Achingol Mayom drew stares on her first day of school in 2003. She was seven years old and the only Sudanese immigrant in her class in Newcastle, Australia. “Everyone seemed quite intrigued because I was very tall,” she recalls. “Did you used to live in a hut?” her classmates inquired.
At that time, the second Sudanese civil war was entering its twentieth year, ceaselessly ravaging the dusty towns and undeveloped wilderness of the south. Achingol’s mother had fled from their family home near Rumbek, a provincial town in central South Sudan, in 1993. She sought safety across the border in Kenya’s Kakuma refugee camp, where Achingol was born two years later.
The Mayoms – Achingol, her mother, four brothers and a cousin – were among the 19,000 Sudan-born refugees resettled in Australia between 2002 and 2011, the year that South Sudan achieved its independence. The arrival of the Mayoms and other Sudanese families was largely met with openness and curiosity in Newcastle, a white, suburban town two hours north of Sydney, but the major challenge of navigating a new culture remained. How does one embrace the opportunities of a new life while preserving one’s heritage? This was a particularly tricky question for young arrivals like Achingol, who were coming of age and forging their identities in the midst of this upheaval.
In most ways, the young generation happily embraced Australian life, which sometimes led to misunderstandings with their more conservative parents. Achingol had trouble getting permission to go to classmates’ birthday parties in primary school. She recalls that even as she grew older, “When you say ‘I am going out with my friends,’ they look at you like ‘Oh my god, what happened to my daughter?’ They don’t realise that this is just what you’re supposed to do growing up.”
Conor Ashleigh, a twenty-seven-year-old documentary photographer from Newcastle, became friends with Achingol’s older brother Akolde when they moved into his neighbourhood when he was sixteen. “I feel like the younger generation lives with a lot of challenges, just to meet their own expectations of succeeding in a new land, let alone other people’s expectations,” says Conor, who has been documenting the community from the inside since 2010. “They are doing the best they can to succeed in whatever way success means to them.”
The adolescent South Sudanese diaspora has developed their own strong sense of community within suburban Australia. Young men tend to gravitate towards basketball, and the tournaments become major occasions for the whole community to come together. Cultural traditions are performed but adapted as necessary: talcum powder is used instead of ash to smear on the body for a traditional Dinka dance.
The easiest way for the youth to demonstrate a commitment to their heritage is to speak their native tongue. Achingol’s mother, like many South Sudanese parents, ensured that her children spoke Dinka at home, even though it is unlikely that they will ever return to South Sudan.
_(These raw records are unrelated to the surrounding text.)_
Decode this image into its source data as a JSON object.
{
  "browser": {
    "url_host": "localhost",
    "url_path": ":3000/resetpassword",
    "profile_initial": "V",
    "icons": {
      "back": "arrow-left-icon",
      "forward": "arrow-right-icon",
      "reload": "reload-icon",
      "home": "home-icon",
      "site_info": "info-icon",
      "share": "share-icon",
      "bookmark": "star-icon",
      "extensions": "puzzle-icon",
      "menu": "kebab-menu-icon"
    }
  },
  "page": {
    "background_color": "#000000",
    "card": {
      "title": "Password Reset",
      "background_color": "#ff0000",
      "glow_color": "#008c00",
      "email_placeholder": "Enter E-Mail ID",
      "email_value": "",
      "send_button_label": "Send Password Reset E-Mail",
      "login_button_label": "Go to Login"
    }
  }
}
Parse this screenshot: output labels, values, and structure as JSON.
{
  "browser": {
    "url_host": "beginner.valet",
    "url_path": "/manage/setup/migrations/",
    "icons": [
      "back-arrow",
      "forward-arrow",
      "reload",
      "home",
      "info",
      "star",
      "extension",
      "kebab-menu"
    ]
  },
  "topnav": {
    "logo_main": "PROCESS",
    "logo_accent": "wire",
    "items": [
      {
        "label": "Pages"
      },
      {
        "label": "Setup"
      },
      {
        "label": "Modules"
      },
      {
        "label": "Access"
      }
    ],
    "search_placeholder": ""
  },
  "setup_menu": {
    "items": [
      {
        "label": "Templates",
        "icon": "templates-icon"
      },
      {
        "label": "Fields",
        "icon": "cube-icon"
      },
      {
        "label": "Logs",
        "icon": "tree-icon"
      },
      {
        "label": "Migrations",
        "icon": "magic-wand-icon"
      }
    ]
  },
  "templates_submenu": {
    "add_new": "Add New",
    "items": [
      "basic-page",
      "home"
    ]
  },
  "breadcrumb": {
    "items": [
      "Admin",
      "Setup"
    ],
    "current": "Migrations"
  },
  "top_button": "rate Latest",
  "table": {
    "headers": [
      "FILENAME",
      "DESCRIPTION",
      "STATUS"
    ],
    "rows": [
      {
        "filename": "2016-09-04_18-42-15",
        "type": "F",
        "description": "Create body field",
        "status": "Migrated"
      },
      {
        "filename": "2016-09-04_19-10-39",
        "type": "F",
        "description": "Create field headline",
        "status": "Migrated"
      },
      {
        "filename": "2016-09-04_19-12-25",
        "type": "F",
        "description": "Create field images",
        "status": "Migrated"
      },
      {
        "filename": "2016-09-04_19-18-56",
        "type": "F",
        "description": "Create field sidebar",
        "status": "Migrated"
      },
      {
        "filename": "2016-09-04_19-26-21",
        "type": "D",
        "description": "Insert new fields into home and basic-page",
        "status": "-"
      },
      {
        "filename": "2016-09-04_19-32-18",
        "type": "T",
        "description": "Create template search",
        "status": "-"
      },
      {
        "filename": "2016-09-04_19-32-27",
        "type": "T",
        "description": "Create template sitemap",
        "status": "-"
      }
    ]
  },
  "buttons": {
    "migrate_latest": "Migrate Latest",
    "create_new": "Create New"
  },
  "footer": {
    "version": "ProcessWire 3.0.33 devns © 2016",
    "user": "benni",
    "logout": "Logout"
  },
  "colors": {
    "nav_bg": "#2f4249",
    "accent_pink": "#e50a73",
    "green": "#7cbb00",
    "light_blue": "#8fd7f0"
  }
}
Another young refugee, Atong Atem Yaak, explains, “People are embarrassed when they aren’t very good at speaking Dinka because it’s a very tangible way of holding on to your culture. Nobody wants to seem like they’ve forgotten their culture.”
Achingol adeptly navigates between these three spheres of her life: family, the young diaspora community and her Australian school friends. She feels at ease in each environment, but they are different in a way that she finds hard to explain.
When people ask Achingol where she is from, there is no simple answer. “I’m from Kenya but my family is from Sudan,” she replies. She has now spent more than nearly thirteen of her twenty years in Australia and considers herself to be Australian. It’s almost impossible for her to imagine what life might have been like if her family had not settled here: “I’m sort of glad that I’m here so I don’t really think about it. I don’t see any other way of living other than being in Australia.”
This article originally appeared in Huck 53 – The Change Issue.